Two things that are important to really see in that statement. First, there’s this nonsense about how the Obama administration is “going to have to come through us to do it.” Seriously? Exactly what is Rep. Rahall proposing here? That sort of stuff is dangerous talk, and Rep. Rahall should know better. Second, there’s that line at the beginning:
… Don’t let anyone – anyone – tell you different…
Yes. That’s what this sort of out-of-control rhetoric is really all about. Rep. Rahall is turning up his talk in response to the Koch brothers and others who are trying — despite the facts — to paint him as an anti-coal Obama backer. And I know that many of you readers are thinking that this sort of campaigning is worth it, if it keeps another precious seat in Congress for your party.
But this stuff is poisoning the public discussion in West Virginia. There’s only so much space in the political landscape, and it’s all too easy for it to get eaten up with garbage, leaving little room for real discussion, real dialogue, and finding real solutions. In the environmental community, mountaintop removal — important issue that it is –sucks all the air out of every room it enters. Increasingly, natural gas “fracking” can do the same thing. A single-minded focus on one issue that outrages activists can easily make it hard to bring together coalitions of people around a broader goal like protecting our drinking water. Elsewhere in West Virginia’s political sphere, the “war on coal” sucks out all of the air from many a room. If you bring together some business people to talk about diversifying the economy, half of them are scared to say anything, for fear their comments will be seen as “anti-coal.” If you try to start a dialogue about climate change impacts or how West Virginia could do its part, many in the audience look at their watches or head for the door. Faced with decisions about news coverage or editorial positions, the state’s media is sure to cover every drop of anti-EPA rhetoric and make climate change seem far away, carefully sidestepping real political commentary or policy recommendations.

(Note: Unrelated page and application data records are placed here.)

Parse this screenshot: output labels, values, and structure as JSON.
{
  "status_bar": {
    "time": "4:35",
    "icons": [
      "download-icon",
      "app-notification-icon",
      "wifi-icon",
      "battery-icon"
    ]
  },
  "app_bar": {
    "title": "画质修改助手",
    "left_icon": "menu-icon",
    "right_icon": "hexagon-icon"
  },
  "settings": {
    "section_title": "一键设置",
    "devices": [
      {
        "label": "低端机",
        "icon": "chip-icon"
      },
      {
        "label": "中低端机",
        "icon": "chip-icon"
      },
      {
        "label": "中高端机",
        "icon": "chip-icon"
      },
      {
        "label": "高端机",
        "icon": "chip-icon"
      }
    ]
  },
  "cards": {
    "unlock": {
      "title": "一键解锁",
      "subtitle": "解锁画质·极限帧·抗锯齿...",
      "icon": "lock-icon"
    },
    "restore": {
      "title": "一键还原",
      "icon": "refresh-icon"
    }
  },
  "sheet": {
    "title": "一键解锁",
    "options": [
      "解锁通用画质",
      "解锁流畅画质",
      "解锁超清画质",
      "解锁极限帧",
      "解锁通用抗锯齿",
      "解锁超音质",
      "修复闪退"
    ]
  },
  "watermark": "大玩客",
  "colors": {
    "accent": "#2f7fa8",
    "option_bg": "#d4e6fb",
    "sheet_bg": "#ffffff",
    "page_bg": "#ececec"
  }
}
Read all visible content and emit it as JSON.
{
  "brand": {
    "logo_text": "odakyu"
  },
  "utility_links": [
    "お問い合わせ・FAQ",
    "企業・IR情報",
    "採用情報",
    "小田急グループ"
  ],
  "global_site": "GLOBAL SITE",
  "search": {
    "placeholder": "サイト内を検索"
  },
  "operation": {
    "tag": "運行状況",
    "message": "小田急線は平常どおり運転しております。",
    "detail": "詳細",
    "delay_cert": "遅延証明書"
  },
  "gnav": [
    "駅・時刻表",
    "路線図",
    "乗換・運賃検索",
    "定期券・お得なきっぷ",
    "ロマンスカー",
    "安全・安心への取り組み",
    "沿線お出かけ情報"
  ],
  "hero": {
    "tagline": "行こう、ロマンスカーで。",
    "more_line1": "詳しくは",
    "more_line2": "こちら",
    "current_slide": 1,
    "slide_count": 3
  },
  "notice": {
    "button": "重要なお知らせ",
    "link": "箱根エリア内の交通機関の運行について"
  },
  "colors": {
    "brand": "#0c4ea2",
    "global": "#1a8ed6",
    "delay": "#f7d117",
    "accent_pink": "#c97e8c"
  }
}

From a pure politics standpoint, the strategy that Rep. Rahall and so many other Democrats are following makes little sense. Are single-issue “war on coal” voters really going to support them? Wouldn’t it be better to show a more nuanced view and a more visionary approach to the future? More importantly, when otherwise reasonable leaders in our community — whether they be longtime congressmen, respected businessmen or even newspaper editors — allow the career campaign consultants and the coal industry’s most strident public relations agents to control the tone, it makes it all the more difficult for West Virginia to make any real progress.